Omitting all images, output the entries that follow exactly as written.

Top of Data for processing

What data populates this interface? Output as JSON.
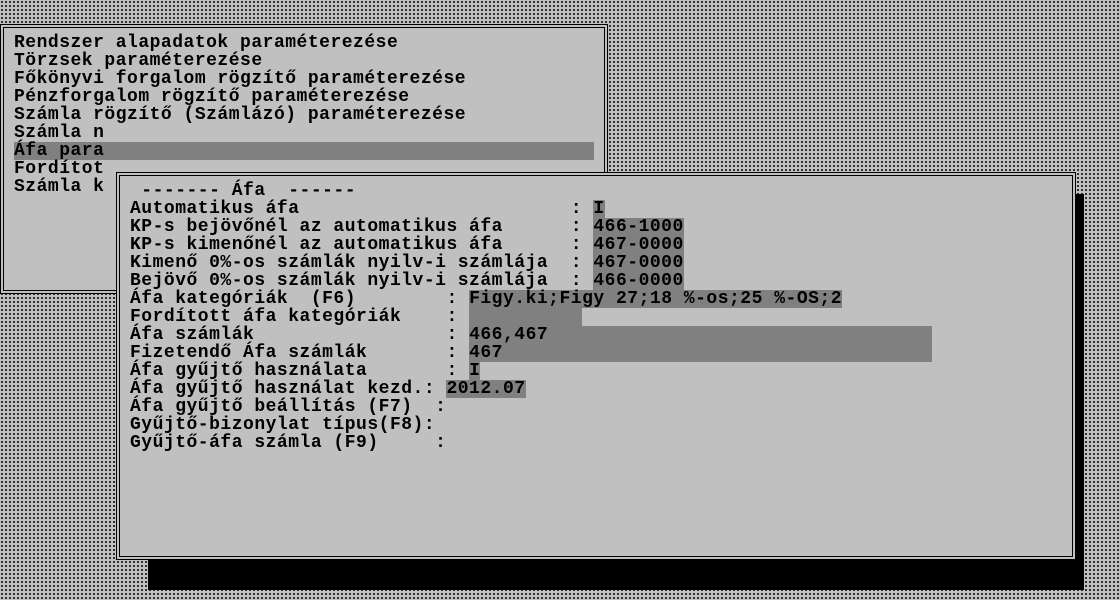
{
  "menu": {
    "items": [
      "Rendszer alapadatok paraméterezése",
      "Törzsek paraméterezése",
      "Főkönyvi forgalom rögzítő paraméterezése",
      "Pénzforgalom rögzítő paraméterezése",
      "Számla rögzítő (Számlázó) paraméterezése",
      "Számla n",
      "Áfa para",
      "Fordítot",
      "Számla k"
    ],
    "selected_index": 6
  },
  "dialog": {
    "title": " ------- Áfa  ------",
    "rows": [
      {
        "label": "Automatikus áfa                        : ",
        "value": "I",
        "pad": 0
      },
      {
        "label": "KP-s bejövőnél az automatikus áfa      : ",
        "value": "466-1000",
        "pad": 0
      },
      {
        "label": "KP-s kimenőnél az automatikus áfa      : ",
        "value": "467-0000",
        "pad": 0
      },
      {
        "label": "Kimenő 0%-os számlák nyilv-i számlája  : ",
        "value": "467-0000",
        "pad": 0
      },
      {
        "label": "Bejövő 0%-os számlák nyilv-i számlája  : ",
        "value": "466-0000",
        "pad": 0
      },
      {
        "label": "Áfa kategóriák  (F6)        : ",
        "value": "Figy.ki;Figy 27;18 %-os;25 %-OS;2",
        "pad": 0
      },
      {
        "label": "Fordított áfa kategóriák    : ",
        "value": "          ",
        "pad": 0
      },
      {
        "label": "Áfa számlák                 : ",
        "value": "466,467",
        "pad": 34
      },
      {
        "label": "Fizetendő Áfa számlák       : ",
        "value": "467",
        "pad": 38
      },
      {
        "label": "Áfa gyűjtő használata       : ",
        "value": "I",
        "pad": 0
      },
      {
        "label": "Áfa gyűjtő használat kezd.: ",
        "value": "2012.07",
        "pad": 0
      },
      {
        "label": "Áfa gyűjtő beállítás (F7)  :",
        "value": "",
        "pad": 0
      },
      {
        "label": "Gyűjtő-bizonylat típus(F8):",
        "value": "",
        "pad": 0
      },
      {
        "label": "Gyűjtő-áfa számla (F9)     :",
        "value": "",
        "pad": 0
      }
    ]
  }
}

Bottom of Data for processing

#### Response:
What data populates this interface? Output as JSON.
{
  "menu": {
    "items": [
      "Rendszer alapadatok paraméterezése",
      "Törzsek paraméterezése",
      "Főkönyvi forgalom rögzítő paraméterezése",
      "Pénzforgalom rögzítő paraméterezése",
      "Számla rögzítő (Számlázó) paraméterezése",
      "Számla n",
      "Áfa para",
      "Fordítot",
      "Számla k"
    ],
    "selected_index": 6
  },
  "dialog": {
    "title": " ------- Áfa  ------",
    "rows": [
      {
        "label": "Automatikus áfa                        : ",
        "value": "I",
        "pad": 0
      },
      {
        "label": "KP-s bejövőnél az automatikus áfa      : ",
        "value": "466-1000",
        "pad": 0
      },
      {
        "label": "KP-s kimenőnél az automatikus áfa      : ",
        "value": "467-0000",
        "pad": 0
      },
      {
        "label": "Kimenő 0%-os számlák nyilv-i számlája  : ",
        "value": "467-0000",
        "pad": 0
      },
      {
        "label": "Bejövő 0%-os számlák nyilv-i számlája  : ",
        "value": "466-0000",
        "pad": 0
      },
      {
        "label": "Áfa kategóriák  (F6)        : ",
        "value": "Figy.ki;Figy 27;18 %-os;25 %-OS;2",
        "pad": 0
      },
      {
        "label": "Fordított áfa kategóriák    : ",
        "value": "          ",
        "pad": 0
      },
      {
        "label": "Áfa számlák                 : ",
        "value": "466,467",
        "pad": 34
      },
      {
        "label": "Fizetendő Áfa számlák       : ",
        "value": "467",
        "pad": 38
      },
      {
        "label": "Áfa gyűjtő használata       : ",
        "value": "I",
        "pad": 0
      },
      {
        "label": "Áfa gyűjtő használat kezd.: ",
        "value": "2012.07",
        "pad": 0
      },
      {
        "label": "Áfa gyűjtő beállítás (F7)  :",
        "value": "",
        "pad": 0
      },
      {
        "label": "Gyűjtő-bizonylat típus(F8):",
        "value": "",
        "pad": 0
      },
      {
        "label": "Gyűjtő-áfa számla (F9)     :",
        "value": "",
        "pad": 0
      }
    ]
  }
}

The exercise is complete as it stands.